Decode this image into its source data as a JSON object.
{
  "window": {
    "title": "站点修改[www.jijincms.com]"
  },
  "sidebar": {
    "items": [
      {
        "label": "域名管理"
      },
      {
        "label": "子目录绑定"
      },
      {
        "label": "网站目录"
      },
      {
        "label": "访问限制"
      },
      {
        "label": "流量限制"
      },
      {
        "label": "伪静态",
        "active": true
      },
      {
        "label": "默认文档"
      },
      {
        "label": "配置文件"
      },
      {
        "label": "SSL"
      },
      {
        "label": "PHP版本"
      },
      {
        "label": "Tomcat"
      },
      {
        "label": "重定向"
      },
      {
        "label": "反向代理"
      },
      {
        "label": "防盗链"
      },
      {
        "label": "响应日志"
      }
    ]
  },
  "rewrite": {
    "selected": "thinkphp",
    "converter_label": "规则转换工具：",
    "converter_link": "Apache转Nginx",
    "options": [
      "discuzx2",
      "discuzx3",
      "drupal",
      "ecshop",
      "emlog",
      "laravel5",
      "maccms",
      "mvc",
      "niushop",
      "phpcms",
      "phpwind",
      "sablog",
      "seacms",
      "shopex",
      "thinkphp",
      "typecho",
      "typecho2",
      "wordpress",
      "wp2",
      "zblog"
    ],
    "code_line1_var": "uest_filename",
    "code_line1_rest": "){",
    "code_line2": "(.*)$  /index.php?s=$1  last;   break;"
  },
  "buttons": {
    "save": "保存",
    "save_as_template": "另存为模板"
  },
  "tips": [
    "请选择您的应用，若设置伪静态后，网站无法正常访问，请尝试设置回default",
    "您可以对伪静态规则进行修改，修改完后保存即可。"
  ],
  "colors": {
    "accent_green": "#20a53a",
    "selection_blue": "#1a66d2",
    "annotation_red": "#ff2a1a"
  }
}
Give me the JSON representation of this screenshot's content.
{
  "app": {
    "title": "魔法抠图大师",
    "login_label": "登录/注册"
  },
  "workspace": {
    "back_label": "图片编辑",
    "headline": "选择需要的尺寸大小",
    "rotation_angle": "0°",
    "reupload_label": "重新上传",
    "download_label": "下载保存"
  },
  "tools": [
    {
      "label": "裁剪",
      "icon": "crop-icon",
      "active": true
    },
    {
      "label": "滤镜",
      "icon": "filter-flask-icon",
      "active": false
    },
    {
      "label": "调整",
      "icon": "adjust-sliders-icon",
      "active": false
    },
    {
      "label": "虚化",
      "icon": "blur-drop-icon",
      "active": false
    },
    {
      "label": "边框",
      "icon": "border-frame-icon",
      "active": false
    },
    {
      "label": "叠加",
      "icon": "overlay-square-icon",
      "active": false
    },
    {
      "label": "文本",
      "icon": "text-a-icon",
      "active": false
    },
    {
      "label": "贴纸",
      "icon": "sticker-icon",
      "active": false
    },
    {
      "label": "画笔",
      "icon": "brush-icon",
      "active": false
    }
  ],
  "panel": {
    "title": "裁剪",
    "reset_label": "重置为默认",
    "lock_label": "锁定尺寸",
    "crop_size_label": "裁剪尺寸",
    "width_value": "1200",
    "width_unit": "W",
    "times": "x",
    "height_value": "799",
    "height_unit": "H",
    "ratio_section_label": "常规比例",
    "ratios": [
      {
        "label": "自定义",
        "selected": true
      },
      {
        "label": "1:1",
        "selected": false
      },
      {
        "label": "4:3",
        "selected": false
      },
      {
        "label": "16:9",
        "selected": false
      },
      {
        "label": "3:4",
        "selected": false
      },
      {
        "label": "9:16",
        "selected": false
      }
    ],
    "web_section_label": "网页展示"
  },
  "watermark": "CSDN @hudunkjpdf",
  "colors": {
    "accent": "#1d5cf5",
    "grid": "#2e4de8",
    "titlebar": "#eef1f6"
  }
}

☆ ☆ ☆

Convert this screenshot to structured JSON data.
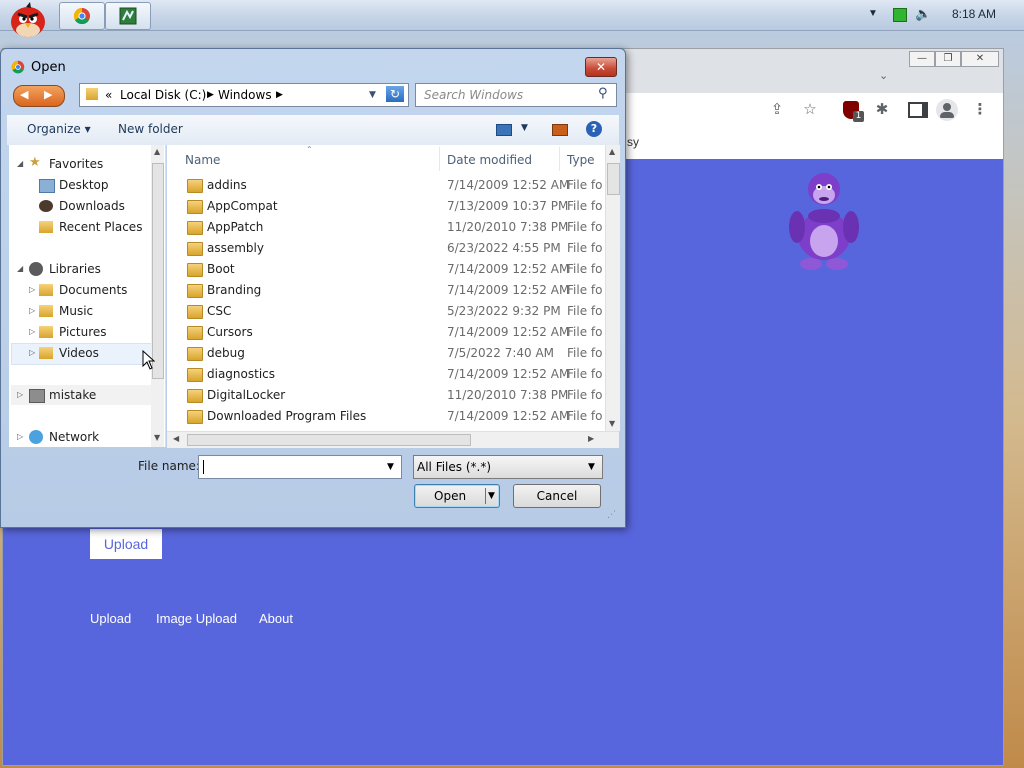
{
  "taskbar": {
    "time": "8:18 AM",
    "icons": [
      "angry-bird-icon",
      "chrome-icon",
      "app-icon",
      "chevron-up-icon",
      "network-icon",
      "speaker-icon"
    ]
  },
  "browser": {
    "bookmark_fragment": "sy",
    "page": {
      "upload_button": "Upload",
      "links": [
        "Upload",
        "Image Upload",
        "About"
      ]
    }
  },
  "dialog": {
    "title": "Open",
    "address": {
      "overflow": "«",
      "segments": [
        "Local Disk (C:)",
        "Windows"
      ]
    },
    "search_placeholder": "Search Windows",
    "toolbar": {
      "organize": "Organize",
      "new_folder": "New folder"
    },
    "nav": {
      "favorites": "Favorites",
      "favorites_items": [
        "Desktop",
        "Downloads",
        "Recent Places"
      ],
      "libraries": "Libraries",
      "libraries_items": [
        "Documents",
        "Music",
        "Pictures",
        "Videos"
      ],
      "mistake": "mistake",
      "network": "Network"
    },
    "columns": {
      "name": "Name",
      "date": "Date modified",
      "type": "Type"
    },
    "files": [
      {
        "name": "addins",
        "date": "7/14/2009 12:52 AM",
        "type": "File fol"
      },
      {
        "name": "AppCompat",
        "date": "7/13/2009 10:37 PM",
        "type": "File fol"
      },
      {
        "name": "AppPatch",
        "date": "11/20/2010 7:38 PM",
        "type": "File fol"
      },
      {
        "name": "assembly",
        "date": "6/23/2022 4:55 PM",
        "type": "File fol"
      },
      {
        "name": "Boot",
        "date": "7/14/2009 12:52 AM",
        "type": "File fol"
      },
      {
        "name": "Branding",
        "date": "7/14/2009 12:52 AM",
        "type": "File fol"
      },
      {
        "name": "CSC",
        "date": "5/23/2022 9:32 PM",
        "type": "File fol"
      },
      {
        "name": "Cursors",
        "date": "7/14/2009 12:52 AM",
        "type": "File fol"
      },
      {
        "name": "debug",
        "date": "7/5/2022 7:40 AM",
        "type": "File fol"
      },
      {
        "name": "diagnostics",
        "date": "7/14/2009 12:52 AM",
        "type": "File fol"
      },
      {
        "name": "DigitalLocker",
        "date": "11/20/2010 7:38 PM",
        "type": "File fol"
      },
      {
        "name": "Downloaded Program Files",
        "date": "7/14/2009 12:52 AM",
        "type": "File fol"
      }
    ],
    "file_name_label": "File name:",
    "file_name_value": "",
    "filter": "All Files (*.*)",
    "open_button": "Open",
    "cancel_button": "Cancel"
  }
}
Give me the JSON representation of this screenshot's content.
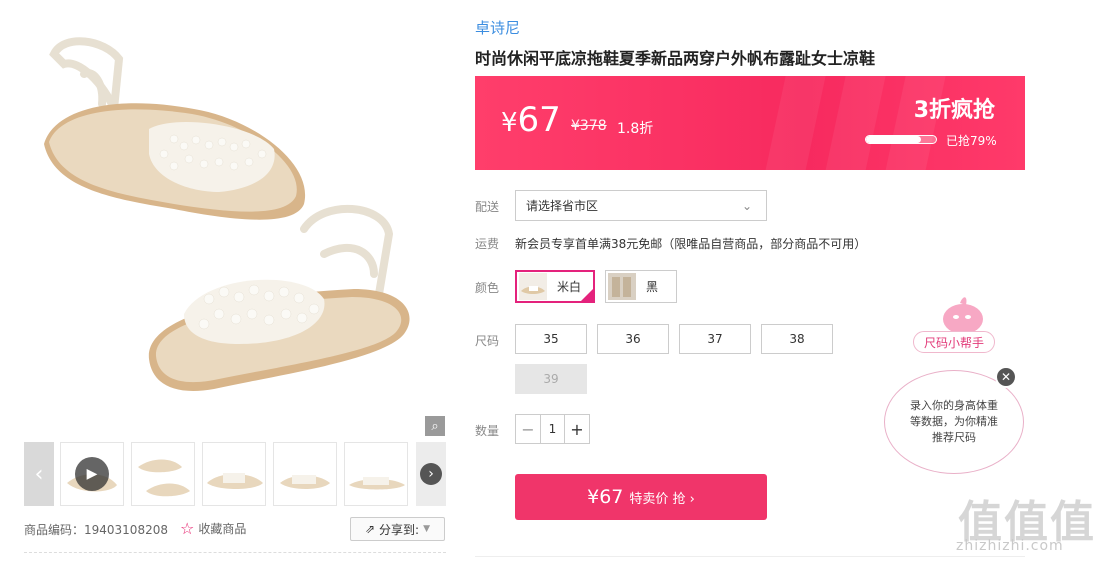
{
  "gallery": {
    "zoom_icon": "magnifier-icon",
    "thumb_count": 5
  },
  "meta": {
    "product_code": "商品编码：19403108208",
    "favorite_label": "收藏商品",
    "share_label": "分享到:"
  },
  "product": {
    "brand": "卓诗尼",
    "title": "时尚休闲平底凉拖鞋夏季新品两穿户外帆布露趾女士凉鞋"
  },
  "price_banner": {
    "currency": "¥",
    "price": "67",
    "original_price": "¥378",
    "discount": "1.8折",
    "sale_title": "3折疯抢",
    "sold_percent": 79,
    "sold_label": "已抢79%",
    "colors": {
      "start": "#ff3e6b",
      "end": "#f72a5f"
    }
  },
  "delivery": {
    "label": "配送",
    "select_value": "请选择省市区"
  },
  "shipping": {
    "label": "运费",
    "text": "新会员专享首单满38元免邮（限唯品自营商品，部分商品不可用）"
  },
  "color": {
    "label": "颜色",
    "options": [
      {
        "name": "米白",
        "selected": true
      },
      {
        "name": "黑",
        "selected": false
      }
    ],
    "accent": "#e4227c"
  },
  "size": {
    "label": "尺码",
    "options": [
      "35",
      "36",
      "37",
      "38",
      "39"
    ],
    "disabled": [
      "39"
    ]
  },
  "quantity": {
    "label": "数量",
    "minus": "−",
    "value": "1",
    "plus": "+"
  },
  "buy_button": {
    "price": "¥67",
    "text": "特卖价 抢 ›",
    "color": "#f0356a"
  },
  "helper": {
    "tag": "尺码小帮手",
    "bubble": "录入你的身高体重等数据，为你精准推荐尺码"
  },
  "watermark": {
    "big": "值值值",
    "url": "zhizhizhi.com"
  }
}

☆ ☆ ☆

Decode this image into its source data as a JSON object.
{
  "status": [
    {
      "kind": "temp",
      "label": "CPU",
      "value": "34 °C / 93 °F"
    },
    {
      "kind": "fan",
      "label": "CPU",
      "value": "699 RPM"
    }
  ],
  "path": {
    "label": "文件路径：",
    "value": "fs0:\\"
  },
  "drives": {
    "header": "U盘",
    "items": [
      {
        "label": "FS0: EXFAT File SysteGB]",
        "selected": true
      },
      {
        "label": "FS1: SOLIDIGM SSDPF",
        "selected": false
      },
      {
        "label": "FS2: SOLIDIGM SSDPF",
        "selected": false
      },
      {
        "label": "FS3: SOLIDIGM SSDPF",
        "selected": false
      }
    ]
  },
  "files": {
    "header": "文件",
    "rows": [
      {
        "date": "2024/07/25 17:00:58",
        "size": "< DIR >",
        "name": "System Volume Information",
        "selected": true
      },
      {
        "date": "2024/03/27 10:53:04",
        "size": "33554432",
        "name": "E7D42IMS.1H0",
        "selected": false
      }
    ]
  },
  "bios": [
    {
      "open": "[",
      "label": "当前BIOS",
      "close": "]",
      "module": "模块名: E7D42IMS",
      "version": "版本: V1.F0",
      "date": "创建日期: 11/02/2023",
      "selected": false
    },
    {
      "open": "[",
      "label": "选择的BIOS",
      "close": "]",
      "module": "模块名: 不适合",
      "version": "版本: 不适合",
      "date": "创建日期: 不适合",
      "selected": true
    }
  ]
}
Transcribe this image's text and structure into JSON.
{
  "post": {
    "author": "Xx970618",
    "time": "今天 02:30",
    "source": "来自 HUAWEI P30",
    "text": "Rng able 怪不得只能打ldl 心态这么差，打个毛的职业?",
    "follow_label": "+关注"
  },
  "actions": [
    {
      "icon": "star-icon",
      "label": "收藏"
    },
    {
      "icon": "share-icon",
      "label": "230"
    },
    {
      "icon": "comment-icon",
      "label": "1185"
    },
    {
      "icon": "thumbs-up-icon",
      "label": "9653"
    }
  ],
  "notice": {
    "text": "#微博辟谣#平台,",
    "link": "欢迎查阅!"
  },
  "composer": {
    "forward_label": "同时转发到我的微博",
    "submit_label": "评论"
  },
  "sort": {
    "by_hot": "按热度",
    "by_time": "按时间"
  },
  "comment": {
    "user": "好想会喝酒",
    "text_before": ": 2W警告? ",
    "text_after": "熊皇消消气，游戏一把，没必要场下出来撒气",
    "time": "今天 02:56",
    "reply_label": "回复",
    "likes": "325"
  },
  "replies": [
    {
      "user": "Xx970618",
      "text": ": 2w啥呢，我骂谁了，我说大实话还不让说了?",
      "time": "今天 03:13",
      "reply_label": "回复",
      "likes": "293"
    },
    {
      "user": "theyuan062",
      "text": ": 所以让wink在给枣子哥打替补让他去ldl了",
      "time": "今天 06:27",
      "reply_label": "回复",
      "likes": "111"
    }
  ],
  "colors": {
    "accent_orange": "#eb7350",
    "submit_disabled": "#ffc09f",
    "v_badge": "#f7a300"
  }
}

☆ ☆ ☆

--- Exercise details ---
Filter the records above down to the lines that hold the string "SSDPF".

--- Answer below ---
        "label": "FS1: SOLIDIGM SSDPF",
        "label": "FS2: SOLIDIGM SSDPF",
        "label": "FS3: SOLIDIGM SSDPF",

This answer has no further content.